Ceremony honors Israel's fallen soldiers with unknown burials

Netanyahu urged grieving families not to ever lose hope.

Prime Minister Benjamin Netanyahu is seen speaking at the annual ceremony at Mount Herzl for the nation's fallen soldiers whose place of burial is unknown. (photo credit: KOBI GIDEON/FLASH90)
Prime Minister Benjamin Netanyahu is seen speaking at the annual ceremony at Mount Herzl for the nation's fallen soldiers whose place of burial is unknown.
(photo credit: KOBI GIDEON/FLASH90)
Throughout his term, President Reuven Rivlin has spoken at many memorial ceremonies, but none is emotionally moving as that of the annual ceremony for the nation’s fallen soldiers whose place of burial is unknown, the president said on Thursday. The pain of loss is harder when one does not know where a loved one is buried, he said.
Speaking in the Hall of Remembrance at Mount Herzl, where Prime Minister Benjamin Netanyahu and Defense Minister Benny Gantz also emphasized Israel’s duty to fallen soldiers and their families, Rivlin had a more personal reason than in past years for his attendance. Sec.-Lt. Muhammad (Qasem) Sayed Ahmad, the grandfather of the president’s military attaché, Brig.-Gen. Ala Abu Rukon, is among those IDF soldiers whose graves are unknown.
Engaged in special operations behind enemy lines, Sayed Ahmad fell in battle on November 28, 1956. Yitzhak Rabin, who had been OC Northern Command at the time, gave Sayed Ahmad a posthumous commendation for daring and bravery in the covert operation in which he had participated.
The Flame of Remembrance was kindled by Abu Rukon’s mother, Samira Abu Rukon, in memory of her father and all other soldiers whose places of burial remain unknown.
Noting that the ceremony was previously a meeting place for relatives of missing soldiers who came together in their grief, Rivlin said that unfortunately such a gathering could not be held this year due to coronavirus restrictions.
“It is so difficult to hold this ceremony without you,” he said to the absentees. “It is difficult not to be able to stand with you, difficult not to be able to embrace you, as if for a moment, we ourselves feel something of the pain you feel every year, and which has no respite.”

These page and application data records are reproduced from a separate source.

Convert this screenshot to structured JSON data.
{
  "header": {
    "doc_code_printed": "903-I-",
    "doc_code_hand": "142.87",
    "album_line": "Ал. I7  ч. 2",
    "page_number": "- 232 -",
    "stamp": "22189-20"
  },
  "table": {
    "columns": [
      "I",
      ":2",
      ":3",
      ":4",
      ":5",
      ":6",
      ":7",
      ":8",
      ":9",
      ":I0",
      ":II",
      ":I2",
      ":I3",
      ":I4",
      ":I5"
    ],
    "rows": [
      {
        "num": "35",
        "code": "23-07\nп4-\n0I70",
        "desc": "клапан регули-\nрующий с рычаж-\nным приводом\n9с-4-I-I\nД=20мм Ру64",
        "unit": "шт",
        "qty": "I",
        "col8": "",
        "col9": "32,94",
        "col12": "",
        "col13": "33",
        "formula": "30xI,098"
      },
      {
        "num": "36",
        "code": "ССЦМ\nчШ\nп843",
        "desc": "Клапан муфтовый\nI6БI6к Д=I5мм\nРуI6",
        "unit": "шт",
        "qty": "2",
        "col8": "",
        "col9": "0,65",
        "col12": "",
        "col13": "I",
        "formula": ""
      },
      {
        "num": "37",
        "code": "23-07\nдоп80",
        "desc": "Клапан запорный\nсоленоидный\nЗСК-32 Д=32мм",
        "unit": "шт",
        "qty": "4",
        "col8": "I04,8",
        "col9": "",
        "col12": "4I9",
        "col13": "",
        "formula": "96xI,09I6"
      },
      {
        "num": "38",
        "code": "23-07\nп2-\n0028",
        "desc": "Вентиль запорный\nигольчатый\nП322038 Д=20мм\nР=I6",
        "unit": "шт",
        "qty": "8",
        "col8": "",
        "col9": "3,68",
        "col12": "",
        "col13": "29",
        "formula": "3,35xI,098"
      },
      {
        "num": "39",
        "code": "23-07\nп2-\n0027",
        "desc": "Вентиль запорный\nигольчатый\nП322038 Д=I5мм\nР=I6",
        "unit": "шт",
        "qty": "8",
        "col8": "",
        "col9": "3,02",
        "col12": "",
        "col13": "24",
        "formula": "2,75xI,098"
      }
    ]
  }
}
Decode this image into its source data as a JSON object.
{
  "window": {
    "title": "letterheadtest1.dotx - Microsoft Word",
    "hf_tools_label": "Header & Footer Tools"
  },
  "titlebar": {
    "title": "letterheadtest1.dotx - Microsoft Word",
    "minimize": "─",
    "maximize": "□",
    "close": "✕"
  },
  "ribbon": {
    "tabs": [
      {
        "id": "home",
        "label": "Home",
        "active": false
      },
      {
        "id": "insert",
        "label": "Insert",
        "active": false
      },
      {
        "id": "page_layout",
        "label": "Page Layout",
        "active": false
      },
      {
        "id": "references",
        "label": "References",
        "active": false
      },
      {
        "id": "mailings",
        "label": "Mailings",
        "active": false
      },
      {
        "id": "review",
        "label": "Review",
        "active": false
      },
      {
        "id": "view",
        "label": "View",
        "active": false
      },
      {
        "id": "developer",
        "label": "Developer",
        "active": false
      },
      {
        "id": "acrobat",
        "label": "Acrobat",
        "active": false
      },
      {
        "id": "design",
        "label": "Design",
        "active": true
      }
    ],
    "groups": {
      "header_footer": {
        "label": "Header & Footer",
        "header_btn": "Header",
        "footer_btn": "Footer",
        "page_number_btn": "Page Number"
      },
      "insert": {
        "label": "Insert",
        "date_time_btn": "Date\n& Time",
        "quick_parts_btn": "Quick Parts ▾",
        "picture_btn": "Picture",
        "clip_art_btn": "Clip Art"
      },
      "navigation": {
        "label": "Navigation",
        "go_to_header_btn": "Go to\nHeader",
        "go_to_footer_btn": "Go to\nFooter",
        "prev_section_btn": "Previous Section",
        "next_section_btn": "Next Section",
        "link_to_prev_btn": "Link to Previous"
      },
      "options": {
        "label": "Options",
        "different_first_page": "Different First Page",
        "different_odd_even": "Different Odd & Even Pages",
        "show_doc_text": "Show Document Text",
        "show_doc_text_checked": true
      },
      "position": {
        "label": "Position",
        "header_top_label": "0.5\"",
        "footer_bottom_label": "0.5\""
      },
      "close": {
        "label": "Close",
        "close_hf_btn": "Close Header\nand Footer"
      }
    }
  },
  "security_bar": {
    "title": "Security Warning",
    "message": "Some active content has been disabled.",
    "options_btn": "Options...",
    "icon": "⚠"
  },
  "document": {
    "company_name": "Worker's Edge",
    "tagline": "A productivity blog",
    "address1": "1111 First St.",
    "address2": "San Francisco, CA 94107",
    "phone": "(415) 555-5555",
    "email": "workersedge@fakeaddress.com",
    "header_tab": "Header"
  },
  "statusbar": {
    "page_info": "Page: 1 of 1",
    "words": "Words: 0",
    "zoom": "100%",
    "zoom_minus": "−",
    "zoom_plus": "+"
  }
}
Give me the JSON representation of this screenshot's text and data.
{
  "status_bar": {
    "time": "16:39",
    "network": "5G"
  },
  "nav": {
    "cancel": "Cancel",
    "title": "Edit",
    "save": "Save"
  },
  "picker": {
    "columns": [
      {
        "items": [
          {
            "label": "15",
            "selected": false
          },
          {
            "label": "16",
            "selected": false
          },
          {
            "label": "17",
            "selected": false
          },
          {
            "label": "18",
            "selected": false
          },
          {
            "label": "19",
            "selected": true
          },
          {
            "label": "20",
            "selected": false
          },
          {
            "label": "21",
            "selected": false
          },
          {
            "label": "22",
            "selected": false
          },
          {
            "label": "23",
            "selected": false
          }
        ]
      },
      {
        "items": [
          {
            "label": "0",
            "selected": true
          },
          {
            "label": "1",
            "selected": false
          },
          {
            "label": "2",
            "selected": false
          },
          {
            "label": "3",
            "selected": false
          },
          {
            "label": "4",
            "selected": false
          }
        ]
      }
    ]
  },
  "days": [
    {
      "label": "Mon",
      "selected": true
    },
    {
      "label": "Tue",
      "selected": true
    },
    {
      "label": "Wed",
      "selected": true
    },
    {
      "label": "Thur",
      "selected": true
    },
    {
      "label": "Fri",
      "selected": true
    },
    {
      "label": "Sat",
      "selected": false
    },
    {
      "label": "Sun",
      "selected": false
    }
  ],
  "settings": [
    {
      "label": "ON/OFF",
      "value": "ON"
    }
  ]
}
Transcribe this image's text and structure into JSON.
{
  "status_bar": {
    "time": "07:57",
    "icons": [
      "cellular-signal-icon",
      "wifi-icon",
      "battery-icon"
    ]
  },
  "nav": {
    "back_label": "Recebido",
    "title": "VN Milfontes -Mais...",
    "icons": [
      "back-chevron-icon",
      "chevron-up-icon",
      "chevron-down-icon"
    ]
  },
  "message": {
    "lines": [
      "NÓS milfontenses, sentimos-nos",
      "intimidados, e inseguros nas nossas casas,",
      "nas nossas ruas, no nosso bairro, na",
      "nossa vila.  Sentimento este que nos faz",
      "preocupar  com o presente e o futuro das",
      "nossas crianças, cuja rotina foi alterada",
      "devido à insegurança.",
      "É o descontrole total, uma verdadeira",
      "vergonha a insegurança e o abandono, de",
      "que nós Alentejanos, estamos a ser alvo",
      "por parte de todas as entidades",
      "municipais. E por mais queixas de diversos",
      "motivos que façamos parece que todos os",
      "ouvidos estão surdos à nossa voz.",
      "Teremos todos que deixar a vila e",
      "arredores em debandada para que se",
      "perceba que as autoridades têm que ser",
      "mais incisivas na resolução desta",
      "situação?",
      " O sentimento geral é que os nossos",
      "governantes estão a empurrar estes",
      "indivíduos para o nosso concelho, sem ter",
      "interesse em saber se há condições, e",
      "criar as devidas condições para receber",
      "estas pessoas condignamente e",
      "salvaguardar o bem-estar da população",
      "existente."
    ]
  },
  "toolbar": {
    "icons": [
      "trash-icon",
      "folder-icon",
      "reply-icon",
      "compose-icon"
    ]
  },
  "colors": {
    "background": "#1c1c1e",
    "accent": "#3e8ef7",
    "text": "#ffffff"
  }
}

Empathizing with the grieving families, Rivlin said: “The pain of a bereaved family is unbearable.” It was compounded, he added, not only by the absence of a grave, but of not knowing the fate of the loved ones they lost.
Rivlin stated that the task of finding missing soldiers beyond Israel’s borders and bringing them home for burial was “a sacred duty” until the last one comes home dead or alive. “That is the unwritten contract between us and you, the bereaved families. We must not breach it under any circumstance.”
In what seemed to be a veiled message to the families of Hadar Goldin and Oron Shaul, who were killed in Gaza in 2014 during Operation Protective Edge and whose remains Hamas has not yet returned to Israel, Netanyahu urged grieving families not to ever lose hope.
He had lost comrades in arms during the War of Attrition, he said, and it had taken many weeks before the Egyptians had returned their bodies.
Netanyahu recalled that two years ago, following an intensive 37-year search for Sgt. Zachary Baumel who had been killed in June 1982 during the Battle of Sultan Yacoub, his body had been returned to the state. He said this was an outcome of the special relation he has with Russian President Vladimir Putin, who has considerable influence with the Syrians who controlled that part of Lebanon where Baumel was buried. The Baumel family now has a grave to visit, the prime minister said, adding that he was hopeful that the families of Zvi Feldman and Yehuda Katz, who were also killed in the Battle of Sultan Yacoub, would one day be able to visit their graves as well.
“We do not leave soldiers behind,” he said. “We are responsible for each other.”
Gantz said some progress was being made in honoring soldiers who fought in Lebanon. He recalled his own initial experience in Lebanon as a 19-year-old soldier in Operation Litani, just a few days after 11 PLO terrorists had infiltrated Israel from the sea. He and his comrades had been accosted by two terrorists whom they had succeeded in eliminating. That was the beginning of his 22 years of service in Lebanon, he said.
He was pleased to endorse the decision by IDF Chief of Staff Lt.-Gen. Aviv Kochavi to award a special decoration to all soldiers (including missing soldiers) who had served in Lebanon, in recognition of their service to the state. “It is correct for them,” Gantz said. “It is correct for a whole generation.”